PROVIDED DATA:
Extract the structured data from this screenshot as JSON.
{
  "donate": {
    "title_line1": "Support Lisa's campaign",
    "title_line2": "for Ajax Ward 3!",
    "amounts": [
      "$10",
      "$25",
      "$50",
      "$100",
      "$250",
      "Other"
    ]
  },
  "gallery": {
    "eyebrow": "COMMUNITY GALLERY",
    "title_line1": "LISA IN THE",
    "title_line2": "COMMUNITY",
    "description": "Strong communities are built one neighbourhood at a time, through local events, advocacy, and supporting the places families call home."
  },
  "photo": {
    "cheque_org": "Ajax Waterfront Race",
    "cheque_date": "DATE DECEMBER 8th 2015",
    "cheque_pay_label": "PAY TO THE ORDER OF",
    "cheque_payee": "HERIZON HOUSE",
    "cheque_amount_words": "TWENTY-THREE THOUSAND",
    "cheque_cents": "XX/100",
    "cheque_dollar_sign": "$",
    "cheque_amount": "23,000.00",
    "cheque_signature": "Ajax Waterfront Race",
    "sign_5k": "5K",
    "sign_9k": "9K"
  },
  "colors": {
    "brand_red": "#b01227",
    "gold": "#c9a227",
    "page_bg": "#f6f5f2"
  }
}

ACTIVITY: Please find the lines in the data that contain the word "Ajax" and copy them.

ANSWER FOR THIS EXERCISE:
    "title_line2": "for Ajax Ward 3!",
    "cheque_org": "Ajax Waterfront Race",
    "cheque_signature": "Ajax Waterfront Race",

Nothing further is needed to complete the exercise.